(Source material Opens)

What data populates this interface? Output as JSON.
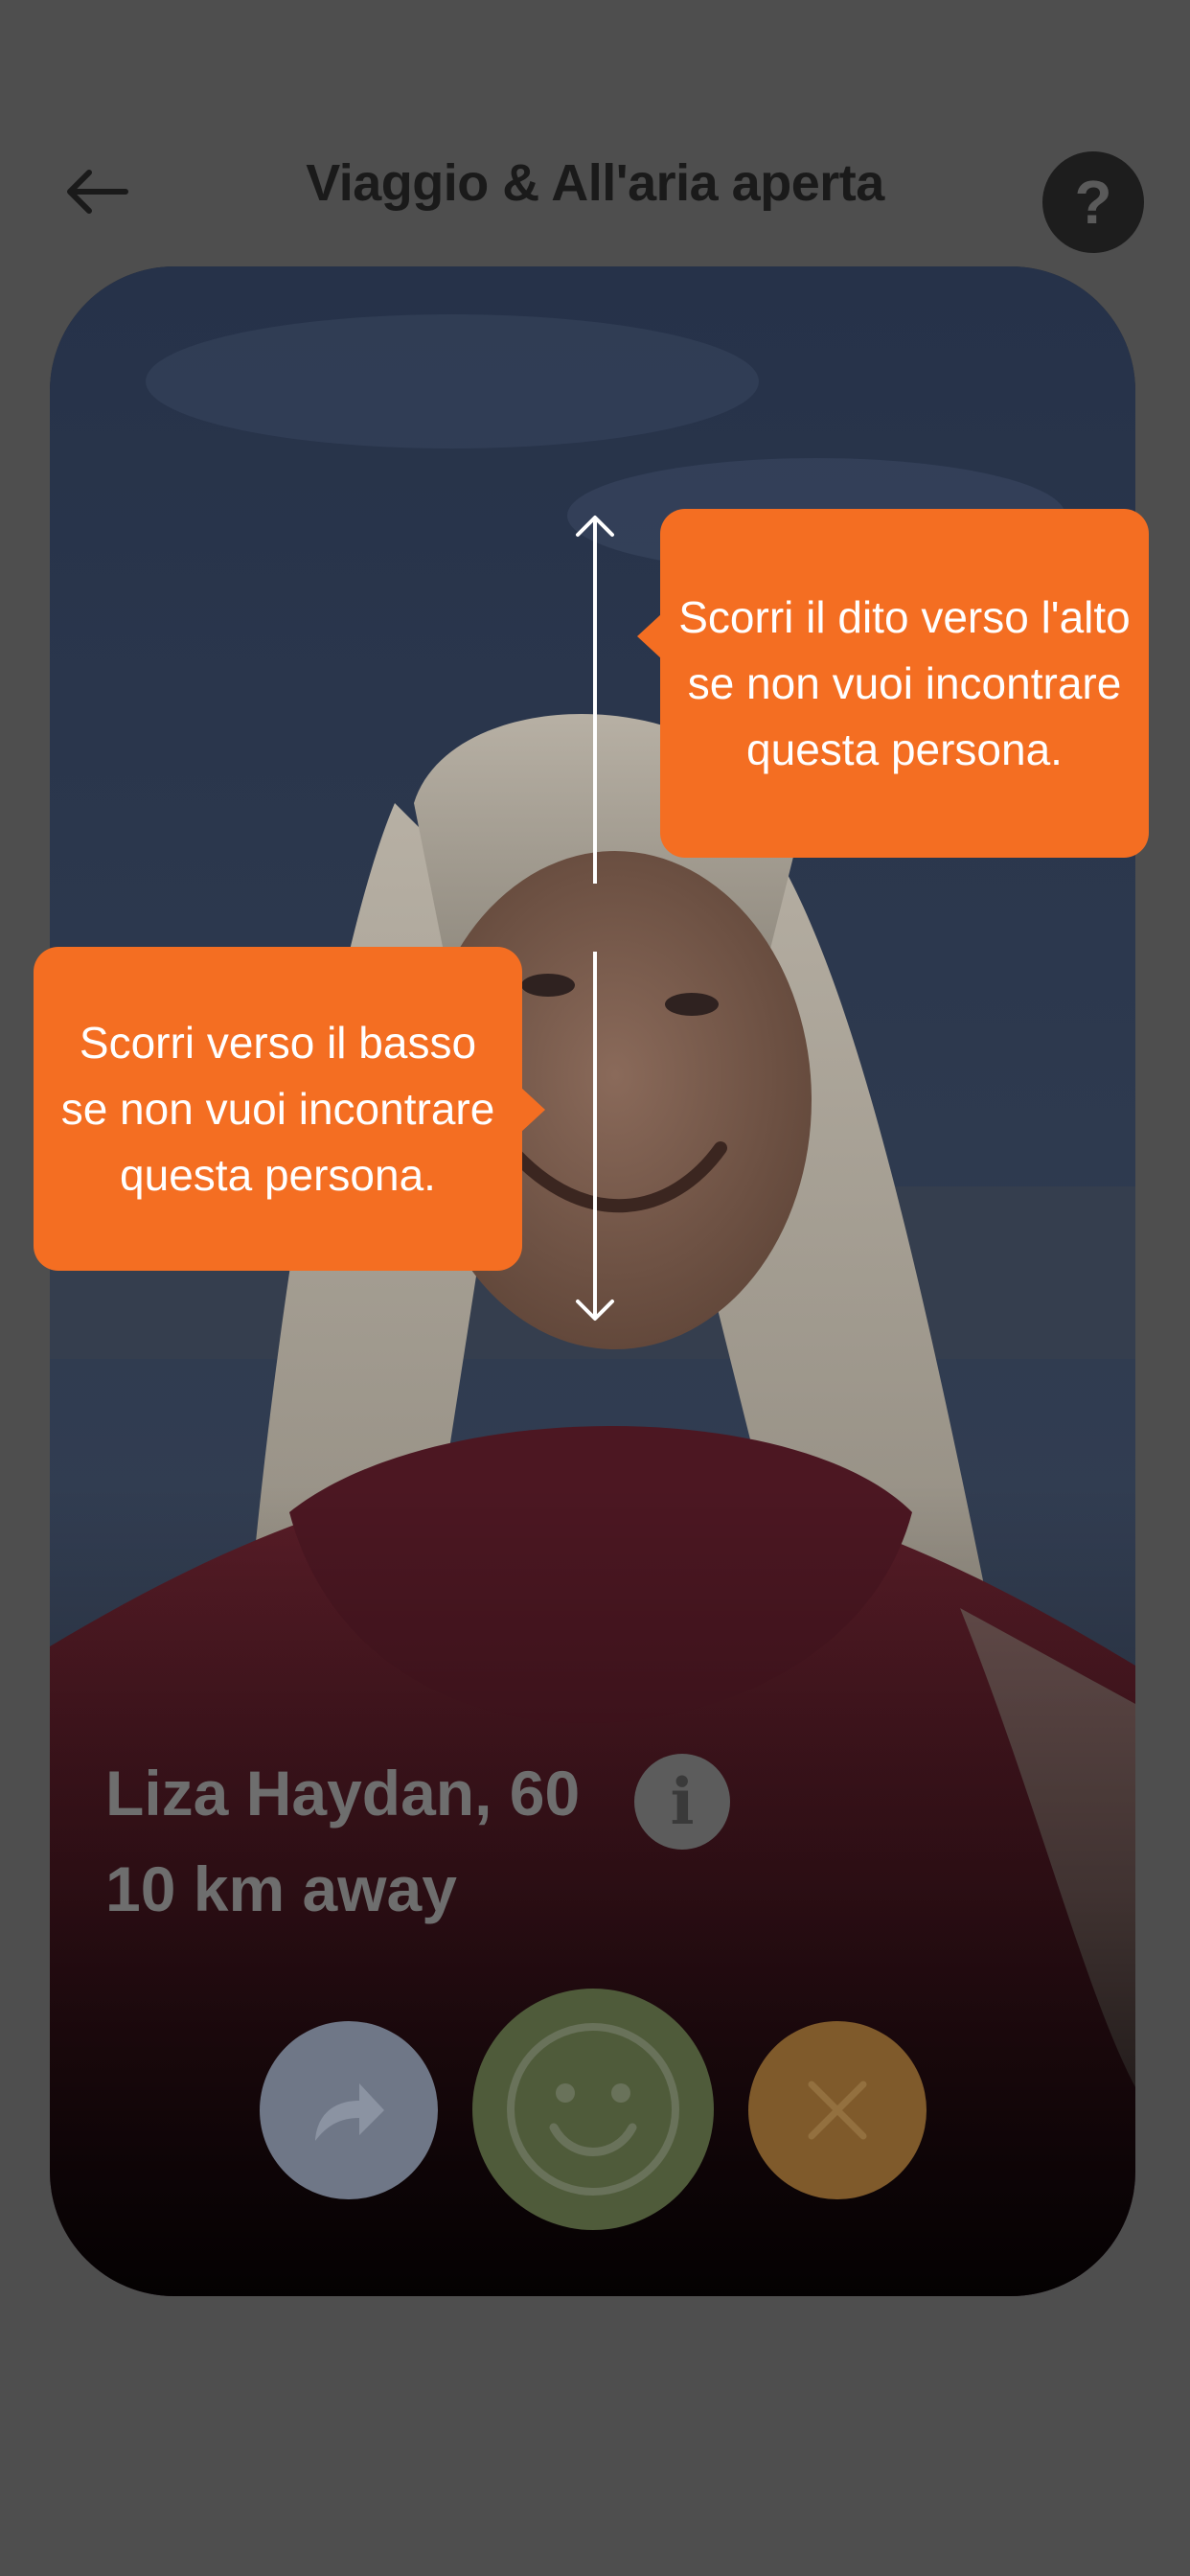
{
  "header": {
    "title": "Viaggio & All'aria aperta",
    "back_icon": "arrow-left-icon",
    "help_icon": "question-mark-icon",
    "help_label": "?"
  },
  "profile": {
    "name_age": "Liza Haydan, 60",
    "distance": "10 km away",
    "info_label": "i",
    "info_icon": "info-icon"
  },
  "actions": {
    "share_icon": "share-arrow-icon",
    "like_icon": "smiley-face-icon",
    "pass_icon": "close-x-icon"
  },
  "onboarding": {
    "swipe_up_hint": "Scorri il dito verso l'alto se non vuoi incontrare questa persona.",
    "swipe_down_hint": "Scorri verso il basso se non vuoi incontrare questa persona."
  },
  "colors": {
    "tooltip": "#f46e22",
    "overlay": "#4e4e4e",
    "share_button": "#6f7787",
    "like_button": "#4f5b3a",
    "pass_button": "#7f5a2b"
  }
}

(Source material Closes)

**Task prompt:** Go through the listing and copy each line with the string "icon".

**Solution to this exercise:**
    "back_icon": "arrow-left-icon",
    "help_icon": "question-mark-icon",
    "info_icon": "info-icon"
    "share_icon": "share-arrow-icon",
    "like_icon": "smiley-face-icon",
    "pass_icon": "close-x-icon"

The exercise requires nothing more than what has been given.